British Techniques of Public Relations and Propaganda for Mobilizing East and Central Africa During World War II

Author: Morris, Kate
Year:2000
Pages:488
ISBN:0-7734-7805-1
978-0-7734-7805-3
Price:299.95
This monograph presents a detailed account of how the British government developed new techniques of public relations and propaganda during the Second World War and in the early post-war period to mobilize the British empire in the war effort and in a new imperial relationship of partnership. Through the efforts of the Colonial Office and Ministry of Information, they used propaganda to explain the war to populations in the empire and exhort them to maximize their war effort, and to educate the British public about imperial contributions. Propaganda was employed in the United States to combat the threat posed by American anti-imperialism. It was also used to promote racial tolerance in Britain and the empire. After the war, the long-term educative process aimed to contain the political aspirations of the Africans and white settler communities in East and Central Africa.

Reviews

“The research in British archives has been very thorough and the results are clearly argued and referenced to the sources….So, is the book worth the expense? The answer for libraries especially must be in the affirmative as it is a wide-ranging and informative book on an important subject.” – Contemporary British History “Kate Morris’s book is an important contribution to the study of the growing field of propaganda in British imperial history. Wide-ranging in scope, it should become required reading for those interested in propaganda, the Second World War and African decolonisation.” – Dr. John Kent
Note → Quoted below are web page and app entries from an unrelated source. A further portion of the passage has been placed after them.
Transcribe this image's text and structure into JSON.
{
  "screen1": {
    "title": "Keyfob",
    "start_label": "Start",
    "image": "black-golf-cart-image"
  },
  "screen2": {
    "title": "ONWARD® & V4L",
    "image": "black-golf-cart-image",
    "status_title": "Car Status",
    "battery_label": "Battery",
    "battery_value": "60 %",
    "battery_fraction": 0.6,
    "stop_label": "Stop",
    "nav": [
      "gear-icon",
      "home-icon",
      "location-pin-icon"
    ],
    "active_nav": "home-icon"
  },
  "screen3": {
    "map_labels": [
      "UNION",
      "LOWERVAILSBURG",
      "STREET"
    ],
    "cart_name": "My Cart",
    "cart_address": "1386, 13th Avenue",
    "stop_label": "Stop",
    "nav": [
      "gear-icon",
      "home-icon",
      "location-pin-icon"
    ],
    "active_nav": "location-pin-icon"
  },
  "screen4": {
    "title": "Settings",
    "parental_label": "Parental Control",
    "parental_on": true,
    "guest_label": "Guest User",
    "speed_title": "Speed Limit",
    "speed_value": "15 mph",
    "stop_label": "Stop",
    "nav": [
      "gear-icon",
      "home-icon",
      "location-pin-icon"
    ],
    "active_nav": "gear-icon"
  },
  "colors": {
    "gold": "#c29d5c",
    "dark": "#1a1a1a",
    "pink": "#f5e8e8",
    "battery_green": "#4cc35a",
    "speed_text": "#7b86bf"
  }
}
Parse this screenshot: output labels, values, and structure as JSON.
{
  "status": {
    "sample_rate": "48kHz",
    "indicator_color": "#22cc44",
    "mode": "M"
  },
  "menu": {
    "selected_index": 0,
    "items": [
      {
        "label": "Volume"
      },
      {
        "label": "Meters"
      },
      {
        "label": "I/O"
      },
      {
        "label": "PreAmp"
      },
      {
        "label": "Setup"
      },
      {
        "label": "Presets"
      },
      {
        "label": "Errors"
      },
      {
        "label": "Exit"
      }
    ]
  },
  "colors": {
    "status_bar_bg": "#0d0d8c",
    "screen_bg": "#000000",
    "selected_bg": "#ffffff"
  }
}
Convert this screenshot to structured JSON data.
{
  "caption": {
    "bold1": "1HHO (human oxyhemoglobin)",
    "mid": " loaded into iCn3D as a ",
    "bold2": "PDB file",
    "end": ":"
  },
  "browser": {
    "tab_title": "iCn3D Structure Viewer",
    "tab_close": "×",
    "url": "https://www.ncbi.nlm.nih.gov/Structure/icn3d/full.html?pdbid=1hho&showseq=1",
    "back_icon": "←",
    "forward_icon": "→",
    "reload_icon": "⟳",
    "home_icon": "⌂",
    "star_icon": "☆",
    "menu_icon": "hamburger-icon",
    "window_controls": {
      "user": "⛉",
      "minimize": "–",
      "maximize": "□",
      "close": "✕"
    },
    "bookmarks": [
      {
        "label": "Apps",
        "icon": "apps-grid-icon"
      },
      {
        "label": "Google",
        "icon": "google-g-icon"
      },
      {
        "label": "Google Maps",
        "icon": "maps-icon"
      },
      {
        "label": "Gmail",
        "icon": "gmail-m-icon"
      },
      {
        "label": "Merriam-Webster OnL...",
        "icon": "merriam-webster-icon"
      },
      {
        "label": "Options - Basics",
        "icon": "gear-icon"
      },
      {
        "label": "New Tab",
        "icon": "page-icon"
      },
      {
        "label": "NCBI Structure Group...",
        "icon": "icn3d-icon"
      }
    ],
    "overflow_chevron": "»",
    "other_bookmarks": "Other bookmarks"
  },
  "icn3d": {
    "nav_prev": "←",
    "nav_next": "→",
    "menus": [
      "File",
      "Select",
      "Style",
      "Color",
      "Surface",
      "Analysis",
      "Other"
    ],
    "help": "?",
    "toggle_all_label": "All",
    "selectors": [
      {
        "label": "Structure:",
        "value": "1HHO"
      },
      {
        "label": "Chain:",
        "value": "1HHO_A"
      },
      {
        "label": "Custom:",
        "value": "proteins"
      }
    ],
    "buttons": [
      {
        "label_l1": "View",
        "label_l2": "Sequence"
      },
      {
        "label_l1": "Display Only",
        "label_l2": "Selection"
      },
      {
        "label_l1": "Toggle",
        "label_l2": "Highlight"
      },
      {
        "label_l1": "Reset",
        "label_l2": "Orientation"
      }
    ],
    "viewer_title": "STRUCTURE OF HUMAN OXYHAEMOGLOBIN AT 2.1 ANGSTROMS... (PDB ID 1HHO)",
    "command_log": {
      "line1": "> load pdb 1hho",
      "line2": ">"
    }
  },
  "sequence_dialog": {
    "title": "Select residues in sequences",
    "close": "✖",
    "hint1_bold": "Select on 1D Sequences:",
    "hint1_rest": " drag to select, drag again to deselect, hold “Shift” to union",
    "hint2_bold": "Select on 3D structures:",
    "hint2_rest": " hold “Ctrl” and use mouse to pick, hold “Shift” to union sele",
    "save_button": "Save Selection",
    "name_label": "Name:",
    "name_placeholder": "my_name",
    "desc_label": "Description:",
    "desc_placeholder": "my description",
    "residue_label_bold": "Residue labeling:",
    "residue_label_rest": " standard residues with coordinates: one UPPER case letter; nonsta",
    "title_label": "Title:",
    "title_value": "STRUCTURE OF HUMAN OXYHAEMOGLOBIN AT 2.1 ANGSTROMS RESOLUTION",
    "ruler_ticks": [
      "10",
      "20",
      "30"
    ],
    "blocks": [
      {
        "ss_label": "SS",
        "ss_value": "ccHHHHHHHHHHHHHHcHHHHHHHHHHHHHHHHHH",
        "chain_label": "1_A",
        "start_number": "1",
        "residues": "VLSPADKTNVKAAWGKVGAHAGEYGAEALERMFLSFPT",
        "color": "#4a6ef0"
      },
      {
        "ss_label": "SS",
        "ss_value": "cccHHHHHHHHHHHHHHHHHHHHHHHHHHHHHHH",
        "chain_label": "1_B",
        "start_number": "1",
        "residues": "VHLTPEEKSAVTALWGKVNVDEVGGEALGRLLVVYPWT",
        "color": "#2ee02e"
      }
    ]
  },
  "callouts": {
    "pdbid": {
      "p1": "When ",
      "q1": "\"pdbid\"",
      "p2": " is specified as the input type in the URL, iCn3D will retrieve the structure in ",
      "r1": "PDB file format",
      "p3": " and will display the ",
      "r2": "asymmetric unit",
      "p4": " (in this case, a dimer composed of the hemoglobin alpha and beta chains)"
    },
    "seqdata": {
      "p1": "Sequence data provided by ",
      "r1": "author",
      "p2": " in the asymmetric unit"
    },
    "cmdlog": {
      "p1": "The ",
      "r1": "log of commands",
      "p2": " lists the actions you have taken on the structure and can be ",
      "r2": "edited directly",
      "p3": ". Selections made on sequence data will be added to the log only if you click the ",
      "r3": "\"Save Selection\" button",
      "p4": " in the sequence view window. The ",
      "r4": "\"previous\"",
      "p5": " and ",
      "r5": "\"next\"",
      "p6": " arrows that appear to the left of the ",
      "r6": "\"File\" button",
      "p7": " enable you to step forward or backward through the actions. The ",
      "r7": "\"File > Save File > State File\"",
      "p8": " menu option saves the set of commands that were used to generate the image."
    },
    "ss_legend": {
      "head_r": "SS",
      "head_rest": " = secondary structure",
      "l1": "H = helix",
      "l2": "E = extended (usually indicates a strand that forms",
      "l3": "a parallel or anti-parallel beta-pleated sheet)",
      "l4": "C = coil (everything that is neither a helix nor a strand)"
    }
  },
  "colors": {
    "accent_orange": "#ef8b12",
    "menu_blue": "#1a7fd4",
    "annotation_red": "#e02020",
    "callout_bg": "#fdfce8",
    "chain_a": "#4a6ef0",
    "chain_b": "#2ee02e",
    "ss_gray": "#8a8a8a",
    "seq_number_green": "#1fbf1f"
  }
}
“A valuable, authoritative and well researched analysis of how propaganda and new methods of persuasion were used during the Second World War and in the early post-war period to support British colonial policy in Africa and the new relationship of partnership.” – Dr. Elspeth O’Riordan

Table of Contents

Table of Contents:
Preface; Introduction
1. The Colonial Office and Changing Attitudes Towards Public Relations
2. War Propaganda about East and Central Africa 1939-1941
3. The Development of ‘Publicity Sense’ About Empire: Expansion in Propaganda 1941-42
4. From ‘Trusteeship’ to Partnership: Colonial Declarations
5. The Colonial Partnership Campaign 1943-45
6. From War to Public Relations: Propaganda in Africa 1943-45
7. Public Relations and The Projection of Empire 1944-48
Conclusion; Bibliographical Appendix; Bibliography; Index